Citing PatentFiling datePublication dateApplicantTitle
US4572643 *Jan 13, 1984Feb 25, 1986Canon Kabushiki KaishaCamera capable of operating in an automatic focus adjusting mode and a manual focus adjusting mode
US4604562 *Sep 29, 1982Aug 5, 1986Eaton-Optimetrix Inc.Feedback-controlled workpiece positioning system
US5317142 *Nov 13, 1992May 31, 1994Olympus Optical Co., Ltd.Automatic focusing apparatus which removes light reflected by a lower surface of a sample
US5703351 *Nov 18, 1996Dec 30, 1997Eastman Kodak CompanyAutofocus module having a diffractively achromatized toroidal lens
US6144451 *Apr 21, 1997Nov 7, 2000Canon Kabushiki KaishaMultiple points distance measuring apparatus
US7576796Aug 18, 2003Aug 18, 2009Fujinon CorporationAuto focus system

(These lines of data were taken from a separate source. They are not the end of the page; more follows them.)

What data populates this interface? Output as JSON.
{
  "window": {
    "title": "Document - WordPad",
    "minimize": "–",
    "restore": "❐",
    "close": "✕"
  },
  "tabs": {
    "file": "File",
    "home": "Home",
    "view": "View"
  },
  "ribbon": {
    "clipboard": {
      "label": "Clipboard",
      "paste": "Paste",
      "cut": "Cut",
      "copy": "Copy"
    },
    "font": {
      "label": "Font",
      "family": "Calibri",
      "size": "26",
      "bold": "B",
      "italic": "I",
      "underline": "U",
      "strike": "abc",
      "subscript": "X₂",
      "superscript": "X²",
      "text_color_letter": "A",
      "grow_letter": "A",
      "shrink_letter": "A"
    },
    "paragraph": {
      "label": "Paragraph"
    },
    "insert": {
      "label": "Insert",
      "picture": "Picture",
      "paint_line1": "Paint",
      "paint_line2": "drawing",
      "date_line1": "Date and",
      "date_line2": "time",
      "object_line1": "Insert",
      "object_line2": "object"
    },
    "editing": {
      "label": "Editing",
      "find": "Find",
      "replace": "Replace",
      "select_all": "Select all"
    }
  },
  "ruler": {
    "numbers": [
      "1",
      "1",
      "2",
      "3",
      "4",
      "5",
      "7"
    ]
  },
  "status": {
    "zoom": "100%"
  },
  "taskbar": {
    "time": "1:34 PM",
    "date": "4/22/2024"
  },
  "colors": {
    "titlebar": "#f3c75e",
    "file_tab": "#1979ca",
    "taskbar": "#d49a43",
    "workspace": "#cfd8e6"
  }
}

Classifications
U.S. Classification250/201.2, 250/204, 396/104
International ClassificationG03B3/10, G02B7/38
Cooperative ClassificationG03B3/10, G02B7/38
European ClassificationG02B7/38, G03B3/10
Legal Events
DateCodeEventDescription
May 28, 1996FPAYFee payment
Year of fee payment: 12
May 28, 1992FPAYFee payment
Year of fee payment: 8
May 31, 1988FPAYFee payment
Year of fee payment: 4
Oct 9, 1981ASAssignment
Owner name: CANON KABUSHIKI KAISHA; 30-2, 3-CHOME, SHIMOMARUKO
Free format text: ASSIGNMENT OF ASSIGNORS INTEREST.;ASSIGNORS:SAKAI, SHINJI;SHINODA, NOBUHIKO;KINOSHITA, TAKAO;AND OTHERS;REEL/FRAME:003934/0636
Effective date: 19811006